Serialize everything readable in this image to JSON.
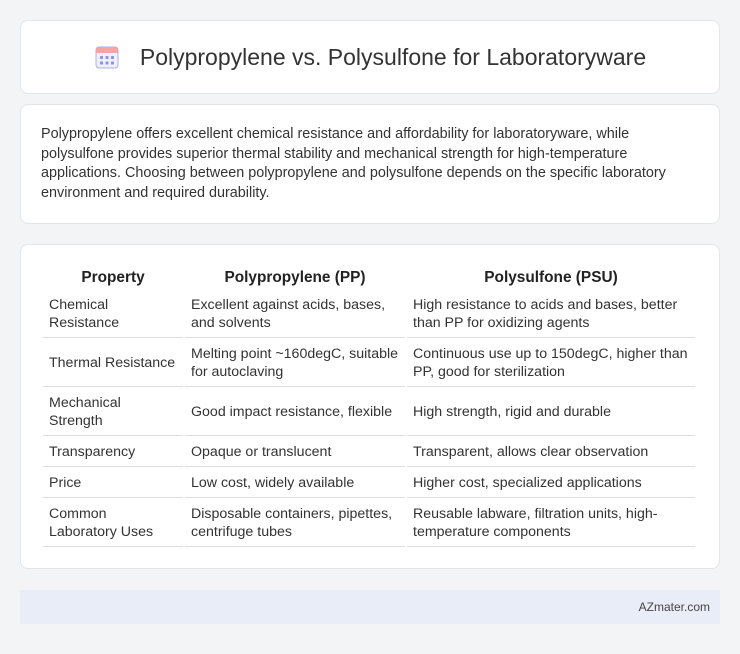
{
  "header": {
    "title": "Polypropylene vs. Polysulfone for Laboratoryware",
    "icon": "calendar-icon"
  },
  "intro": {
    "text": "Polypropylene offers excellent chemical resistance and affordability for laboratoryware, while polysulfone provides superior thermal stability and mechanical strength for high-temperature applications. Choosing between polypropylene and polysulfone depends on the specific laboratory environment and required durability."
  },
  "table": {
    "headers": [
      "Property",
      "Polypropylene (PP)",
      "Polysulfone (PSU)"
    ],
    "rows": [
      [
        "Chemical Resistance",
        "Excellent against acids, bases, and solvents",
        "High resistance to acids and bases, better than PP for oxidizing agents"
      ],
      [
        "Thermal Resistance",
        "Melting point ~160degC, suitable for autoclaving",
        "Continuous use up to 150degC, higher than PP, good for sterilization"
      ],
      [
        "Mechanical Strength",
        "Good impact resistance, flexible",
        "High strength, rigid and durable"
      ],
      [
        "Transparency",
        "Opaque or translucent",
        "Transparent, allows clear observation"
      ],
      [
        "Price",
        "Low cost, widely available",
        "Higher cost, specialized applications"
      ],
      [
        "Common Laboratory Uses",
        "Disposable containers, pipettes, centrifuge tubes",
        "Reusable labware, filtration units, high-temperature components"
      ]
    ]
  },
  "footer": {
    "brand": "AZmater.com"
  },
  "colors": {
    "icon_accent": "#7b83d6",
    "icon_header": "#f08a8a",
    "footer_bg": "#e8edf7"
  }
}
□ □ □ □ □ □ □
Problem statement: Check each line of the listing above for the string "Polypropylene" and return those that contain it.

Reply to the task:
    "title": "Polypropylene vs. Polysulfone for Laboratoryware",
    "text": "Polypropylene offers excellent chemical resistance and affordability for laboratoryware, while polysulfone provides superior thermal stability and mechanical strength for high-temperature applications. Choosing between polypropylene and polysulfone depends on the specific laboratory environment and required durability."
      "Polypropylene (PP)",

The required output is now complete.